◆ **PROBLEM STATEMENT**
In your copy, leave out the pictures and repeat every record exactly.

◆ **DATA FOR THIS TASK**
-- -- --

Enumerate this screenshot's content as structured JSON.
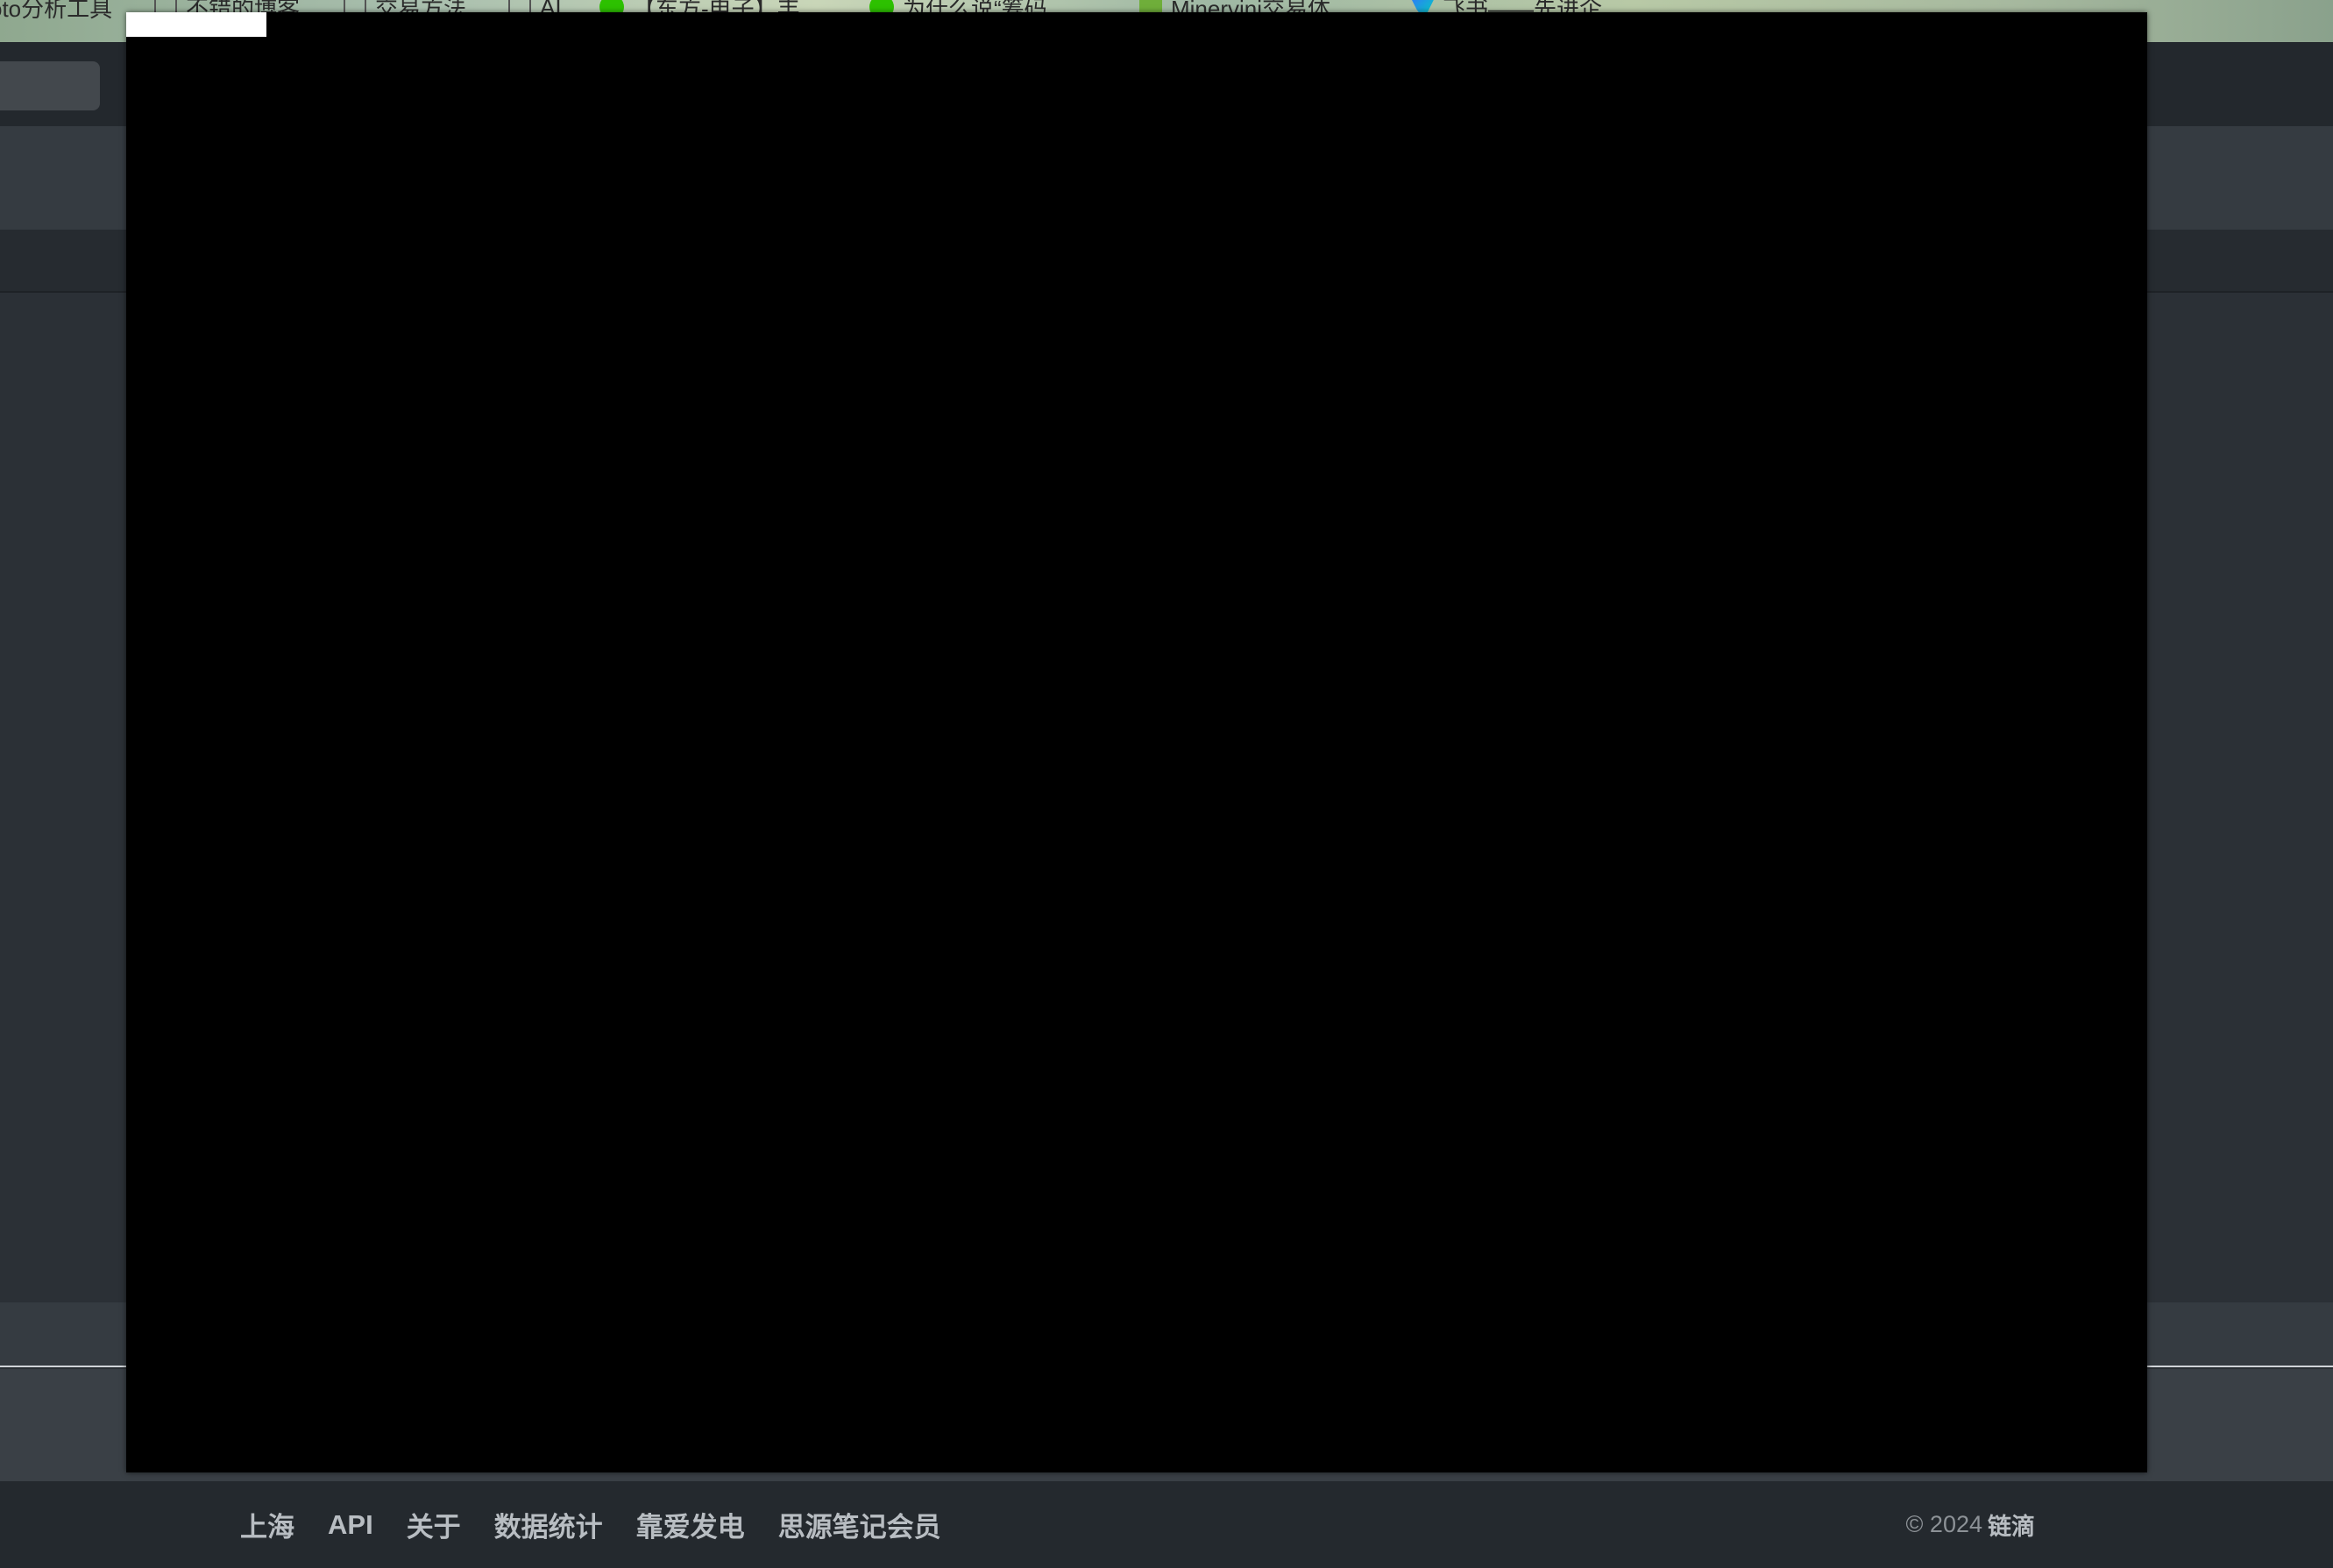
{
  "bookmarks": [
    {
      "label": "oto分析工具",
      "icon": "none"
    },
    {
      "label": "不错的博客",
      "icon": "folder-icon"
    },
    {
      "label": "交易方法",
      "icon": "folder-icon"
    },
    {
      "label": "AI",
      "icon": "folder-icon"
    },
    {
      "label": "【东方-电子】丰…",
      "icon": "wechat-icon"
    },
    {
      "label": "为什么说“筹码…",
      "icon": "wechat-icon"
    },
    {
      "label": "Minervini交易体…",
      "icon": "book-icon"
    },
    {
      "label": "飞书——先进企…",
      "icon": "feishu-icon"
    }
  ],
  "footer": {
    "links": [
      "上海",
      "API",
      "关于",
      "数据统计",
      "靠爱发电",
      "思源笔记会员"
    ],
    "copyright_prefix": "© 2024",
    "brand": "链滴"
  },
  "colors": {
    "overlay": "#000000",
    "footer_bg": "#24292e",
    "footer_link": "#b8bdc2"
  }
}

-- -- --

◆ **EXERCISE OUTPUT**
Enumerate this screenshot's content as structured JSON.
{
  "bookmarks": [
    {
      "label": "oto分析工具",
      "icon": "none"
    },
    {
      "label": "不错的博客",
      "icon": "folder-icon"
    },
    {
      "label": "交易方法",
      "icon": "folder-icon"
    },
    {
      "label": "AI",
      "icon": "folder-icon"
    },
    {
      "label": "【东方-电子】丰…",
      "icon": "wechat-icon"
    },
    {
      "label": "为什么说“筹码…",
      "icon": "wechat-icon"
    },
    {
      "label": "Minervini交易体…",
      "icon": "book-icon"
    },
    {
      "label": "飞书——先进企…",
      "icon": "feishu-icon"
    }
  ],
  "footer": {
    "links": [
      "上海",
      "API",
      "关于",
      "数据统计",
      "靠爱发电",
      "思源笔记会员"
    ],
    "copyright_prefix": "© 2024",
    "brand": "链滴"
  },
  "colors": {
    "overlay": "#000000",
    "footer_bg": "#24292e",
    "footer_link": "#b8bdc2"
  }
}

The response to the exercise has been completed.